Later authors introduce a few more people in the category, starting with Bill the Weathercock. There's no reason to discuss him again in this post, so I'll move on to:
Humpy - Yes, that's the character's name, and it's a quite unfortunate one given how the language has evolved. He's a motion picture dummy from the early days of Hollywood film-making, and his story is that Dorothy found herself on Wish Way, and inadvertently wished herself to California and the dummy to life. She named him Humpy because he was "dreadfully humpy in spots," and took him back to Oz. It turned out that the dummy, who had most recently been a double for a king, bore a close resemblance to Ozma's father Pastoria, and his serial number was the formula necessary to restore the former King of Oz. As with a lot of seeming coincidences in the Oz books, it's never revealed whether there's any reason behind this. His personality owes a lot to his experiences in the movies, and he ends up working at a tailor shop. Speaking of dummies, Thompson apparently considered using a dressmaker's dummy named Judy as a character in a proposed sequel to Ozoplaning, but that ended up never being written.
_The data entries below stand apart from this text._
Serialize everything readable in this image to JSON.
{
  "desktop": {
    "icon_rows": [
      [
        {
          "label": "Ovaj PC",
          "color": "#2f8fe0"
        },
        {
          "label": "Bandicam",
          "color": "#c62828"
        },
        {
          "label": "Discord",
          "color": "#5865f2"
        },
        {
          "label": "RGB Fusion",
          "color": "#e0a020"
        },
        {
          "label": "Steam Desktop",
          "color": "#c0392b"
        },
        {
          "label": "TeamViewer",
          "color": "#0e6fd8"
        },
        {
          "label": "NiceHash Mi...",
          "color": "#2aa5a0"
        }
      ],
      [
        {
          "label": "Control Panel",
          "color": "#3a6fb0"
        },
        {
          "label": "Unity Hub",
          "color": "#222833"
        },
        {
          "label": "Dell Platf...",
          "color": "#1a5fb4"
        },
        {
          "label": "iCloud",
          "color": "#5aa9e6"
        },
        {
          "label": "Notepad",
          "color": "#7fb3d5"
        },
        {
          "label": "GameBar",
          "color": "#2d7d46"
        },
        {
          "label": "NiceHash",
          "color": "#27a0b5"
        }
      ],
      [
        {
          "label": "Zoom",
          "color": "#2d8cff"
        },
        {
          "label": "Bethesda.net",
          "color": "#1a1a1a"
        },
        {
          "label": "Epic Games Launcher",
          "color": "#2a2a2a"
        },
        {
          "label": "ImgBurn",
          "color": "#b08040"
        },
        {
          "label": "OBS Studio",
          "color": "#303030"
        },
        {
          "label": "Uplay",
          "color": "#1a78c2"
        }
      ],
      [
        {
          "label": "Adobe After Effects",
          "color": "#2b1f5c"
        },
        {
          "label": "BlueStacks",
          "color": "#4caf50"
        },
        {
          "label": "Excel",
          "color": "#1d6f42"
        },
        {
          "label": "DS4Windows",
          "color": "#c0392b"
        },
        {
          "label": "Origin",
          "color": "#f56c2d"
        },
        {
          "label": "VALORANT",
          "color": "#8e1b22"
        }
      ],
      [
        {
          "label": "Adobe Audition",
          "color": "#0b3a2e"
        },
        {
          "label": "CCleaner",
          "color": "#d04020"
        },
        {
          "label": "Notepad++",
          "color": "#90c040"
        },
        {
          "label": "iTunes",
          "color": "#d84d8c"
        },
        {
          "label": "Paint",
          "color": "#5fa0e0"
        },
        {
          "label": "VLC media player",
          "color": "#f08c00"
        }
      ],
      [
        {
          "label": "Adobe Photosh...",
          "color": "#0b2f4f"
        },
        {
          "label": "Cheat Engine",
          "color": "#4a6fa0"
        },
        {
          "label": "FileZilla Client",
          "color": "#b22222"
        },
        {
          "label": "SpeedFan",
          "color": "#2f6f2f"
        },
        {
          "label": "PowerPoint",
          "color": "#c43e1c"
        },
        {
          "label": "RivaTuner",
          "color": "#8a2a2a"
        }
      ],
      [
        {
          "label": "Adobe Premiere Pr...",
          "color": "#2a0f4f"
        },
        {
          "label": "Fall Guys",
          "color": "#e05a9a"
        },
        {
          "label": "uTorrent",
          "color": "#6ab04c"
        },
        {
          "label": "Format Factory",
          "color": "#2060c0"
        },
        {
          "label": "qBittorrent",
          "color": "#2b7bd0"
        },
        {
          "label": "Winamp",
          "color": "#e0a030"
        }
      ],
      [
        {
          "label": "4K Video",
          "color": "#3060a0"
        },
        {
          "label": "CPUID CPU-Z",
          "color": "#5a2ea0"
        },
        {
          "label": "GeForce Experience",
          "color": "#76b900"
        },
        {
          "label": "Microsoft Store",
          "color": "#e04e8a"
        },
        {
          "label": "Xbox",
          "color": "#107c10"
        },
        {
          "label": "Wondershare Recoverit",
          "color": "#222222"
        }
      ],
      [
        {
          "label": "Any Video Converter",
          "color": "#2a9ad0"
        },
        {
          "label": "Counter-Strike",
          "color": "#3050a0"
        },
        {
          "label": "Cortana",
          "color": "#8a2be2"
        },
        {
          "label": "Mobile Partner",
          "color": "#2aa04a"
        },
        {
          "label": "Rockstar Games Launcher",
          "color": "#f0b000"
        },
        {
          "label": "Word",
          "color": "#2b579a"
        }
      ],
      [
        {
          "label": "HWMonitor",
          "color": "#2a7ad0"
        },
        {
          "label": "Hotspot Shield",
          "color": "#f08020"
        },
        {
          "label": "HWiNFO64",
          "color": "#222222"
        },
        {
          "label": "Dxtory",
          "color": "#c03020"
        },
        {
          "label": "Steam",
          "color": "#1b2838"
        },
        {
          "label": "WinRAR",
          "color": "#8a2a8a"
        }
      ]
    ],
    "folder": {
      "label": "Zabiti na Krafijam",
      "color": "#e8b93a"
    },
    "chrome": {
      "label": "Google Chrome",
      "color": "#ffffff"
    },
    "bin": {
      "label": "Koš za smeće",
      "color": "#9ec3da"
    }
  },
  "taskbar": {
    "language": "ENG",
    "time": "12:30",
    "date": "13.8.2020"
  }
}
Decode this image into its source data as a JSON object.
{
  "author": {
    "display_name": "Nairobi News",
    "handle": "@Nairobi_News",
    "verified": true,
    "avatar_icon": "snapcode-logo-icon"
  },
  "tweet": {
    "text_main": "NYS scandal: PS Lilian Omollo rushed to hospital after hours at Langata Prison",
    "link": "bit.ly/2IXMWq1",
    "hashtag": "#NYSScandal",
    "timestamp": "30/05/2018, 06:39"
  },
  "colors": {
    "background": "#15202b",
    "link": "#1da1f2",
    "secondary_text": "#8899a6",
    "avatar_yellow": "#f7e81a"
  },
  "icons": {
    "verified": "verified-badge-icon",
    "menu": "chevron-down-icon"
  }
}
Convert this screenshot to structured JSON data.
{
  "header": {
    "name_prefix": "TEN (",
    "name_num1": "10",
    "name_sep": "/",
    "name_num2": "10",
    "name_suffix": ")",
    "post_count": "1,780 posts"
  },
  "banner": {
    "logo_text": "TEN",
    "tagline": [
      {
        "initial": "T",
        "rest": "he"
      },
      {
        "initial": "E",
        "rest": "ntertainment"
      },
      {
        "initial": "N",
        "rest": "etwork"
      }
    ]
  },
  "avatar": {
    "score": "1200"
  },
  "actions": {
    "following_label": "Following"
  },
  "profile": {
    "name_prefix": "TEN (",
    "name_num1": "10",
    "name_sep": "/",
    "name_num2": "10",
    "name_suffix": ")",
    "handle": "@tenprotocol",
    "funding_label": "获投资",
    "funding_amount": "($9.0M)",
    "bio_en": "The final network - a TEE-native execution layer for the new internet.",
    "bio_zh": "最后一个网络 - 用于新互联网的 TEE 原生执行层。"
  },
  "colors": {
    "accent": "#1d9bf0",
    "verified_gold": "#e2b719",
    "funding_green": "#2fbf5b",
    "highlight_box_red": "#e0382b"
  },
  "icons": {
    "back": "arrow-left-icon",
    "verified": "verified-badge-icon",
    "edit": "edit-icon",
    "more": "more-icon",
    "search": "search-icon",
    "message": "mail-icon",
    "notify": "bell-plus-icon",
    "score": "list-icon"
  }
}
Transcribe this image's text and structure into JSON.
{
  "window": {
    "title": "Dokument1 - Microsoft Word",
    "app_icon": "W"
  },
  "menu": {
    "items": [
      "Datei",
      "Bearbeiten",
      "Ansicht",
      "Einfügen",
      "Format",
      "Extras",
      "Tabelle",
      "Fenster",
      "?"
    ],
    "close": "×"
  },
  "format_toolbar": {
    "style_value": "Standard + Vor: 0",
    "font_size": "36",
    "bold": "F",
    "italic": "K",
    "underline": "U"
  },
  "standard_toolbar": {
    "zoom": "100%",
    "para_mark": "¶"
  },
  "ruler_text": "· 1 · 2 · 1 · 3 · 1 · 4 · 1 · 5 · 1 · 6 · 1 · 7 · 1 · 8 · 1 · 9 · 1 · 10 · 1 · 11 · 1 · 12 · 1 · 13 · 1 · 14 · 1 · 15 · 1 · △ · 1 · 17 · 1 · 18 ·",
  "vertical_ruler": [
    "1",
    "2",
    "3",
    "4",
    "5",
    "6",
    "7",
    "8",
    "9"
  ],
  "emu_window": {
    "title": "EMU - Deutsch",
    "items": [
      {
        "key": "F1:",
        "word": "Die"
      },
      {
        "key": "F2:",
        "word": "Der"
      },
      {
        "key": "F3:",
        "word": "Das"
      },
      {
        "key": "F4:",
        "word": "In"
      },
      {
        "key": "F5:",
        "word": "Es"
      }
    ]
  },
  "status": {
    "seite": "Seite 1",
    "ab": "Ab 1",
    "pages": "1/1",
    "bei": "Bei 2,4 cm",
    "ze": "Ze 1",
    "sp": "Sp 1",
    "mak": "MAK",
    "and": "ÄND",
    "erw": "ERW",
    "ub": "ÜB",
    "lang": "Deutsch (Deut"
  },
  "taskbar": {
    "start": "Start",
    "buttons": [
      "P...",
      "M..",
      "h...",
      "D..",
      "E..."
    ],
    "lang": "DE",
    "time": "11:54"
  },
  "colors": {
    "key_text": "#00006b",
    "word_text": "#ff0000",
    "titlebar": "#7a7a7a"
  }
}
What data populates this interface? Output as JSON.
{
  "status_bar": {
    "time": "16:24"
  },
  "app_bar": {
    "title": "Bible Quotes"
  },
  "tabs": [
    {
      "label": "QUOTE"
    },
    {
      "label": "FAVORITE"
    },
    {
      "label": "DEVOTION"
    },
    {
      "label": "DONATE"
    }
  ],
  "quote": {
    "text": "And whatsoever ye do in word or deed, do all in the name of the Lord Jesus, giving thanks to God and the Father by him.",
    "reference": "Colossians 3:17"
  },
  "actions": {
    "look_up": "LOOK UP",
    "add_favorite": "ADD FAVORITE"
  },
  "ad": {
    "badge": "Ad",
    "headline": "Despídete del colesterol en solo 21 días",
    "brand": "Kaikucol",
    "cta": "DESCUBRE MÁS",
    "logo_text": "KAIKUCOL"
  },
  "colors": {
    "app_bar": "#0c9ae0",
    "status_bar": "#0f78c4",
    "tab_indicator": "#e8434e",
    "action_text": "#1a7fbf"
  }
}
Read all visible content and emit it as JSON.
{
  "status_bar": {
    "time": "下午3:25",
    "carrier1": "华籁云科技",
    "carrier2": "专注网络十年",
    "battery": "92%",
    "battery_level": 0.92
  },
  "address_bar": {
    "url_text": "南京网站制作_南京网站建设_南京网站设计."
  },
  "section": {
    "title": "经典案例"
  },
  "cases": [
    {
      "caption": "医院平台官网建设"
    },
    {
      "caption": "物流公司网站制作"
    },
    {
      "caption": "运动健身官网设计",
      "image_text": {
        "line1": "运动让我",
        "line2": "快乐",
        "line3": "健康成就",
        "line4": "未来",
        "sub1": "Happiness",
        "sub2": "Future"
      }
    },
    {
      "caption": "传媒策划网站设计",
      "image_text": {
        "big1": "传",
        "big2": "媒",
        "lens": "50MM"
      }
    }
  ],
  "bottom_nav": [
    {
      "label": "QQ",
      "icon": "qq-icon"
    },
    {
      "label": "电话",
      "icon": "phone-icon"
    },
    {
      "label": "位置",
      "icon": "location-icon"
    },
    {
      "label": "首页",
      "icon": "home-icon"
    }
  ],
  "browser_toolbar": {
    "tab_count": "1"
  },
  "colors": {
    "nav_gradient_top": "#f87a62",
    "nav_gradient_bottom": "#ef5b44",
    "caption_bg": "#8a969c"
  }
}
Benny - Dan, an Irish second-hand store owner in Boston, somehow ended up with a suit with a book of magic in one of the pockets. When he read some passages from it out loud in front of a park statue of a public benefactor, it brought the statue to life. When writing this episode, Thompson seems to have been inspired by John Dough, and possibly "The Dummy That Lived" as well, as his first order of business is accessorizing with a top hat and umbrella. He ends up stumbling into a hole in the road blown by construction workers, and lands near the Emerald City. So Oz is underneath Boston? Since this doesn't fit with anything in any other book, there must be more to that hole than we see in the story. Honestly, considering how quickly most of these characters end up in fairyland, perhaps there's some kind of magic involved in removing anomalies like these from the mundane world. Anyway, the statue meets the Scarecrow, who names him Benny, which is short for "public benefactor." He initially wants the Wizard of Oz to change him into a flesh-and-blood person, but he goes on to decide otherwise.
The Collapsible Kite - Perhaps the kite doesn't exactly count, as there's no indication in Hidden Valley that it's alive while in the United States, but it DOES come from there. In fact, Jam builds it with instructions from a magazine, and it takes him to Oz. When he comes across an island of live kites who were stolen from Winkie children by the Wicked Witch of the West, Jam draws a face on his own kite, and it begins talking as well. The Collapsible Kite remains in the Winkie Country while Jam returns with the Tin Woodman to the Hidden Valley, so it's never really developed as a character. The Wizard does enchant the kite so that it can return to Oz whenever Jam chooses, but we never see the results of this. Rachel Cosgrove didn't use Jam in her later Oz stories, and while he does appear in a significant role in Blue Emperor, he gets back to Oz by wishing pill rather than Collapsible Kite.
Merry Go Round - Robin Brown from Oregon travels to Oz when he grabs the brass ring on a carousel, and the scarlet-painted horse he was riding comes with him. In fact, the horse comes to life, and proves to be a friendly and loyal companion to Robin, although she initially has trouble walking in a straight line instead of circles. Like Benny, she wants to be turned into flesh and blood, but later changes her mind.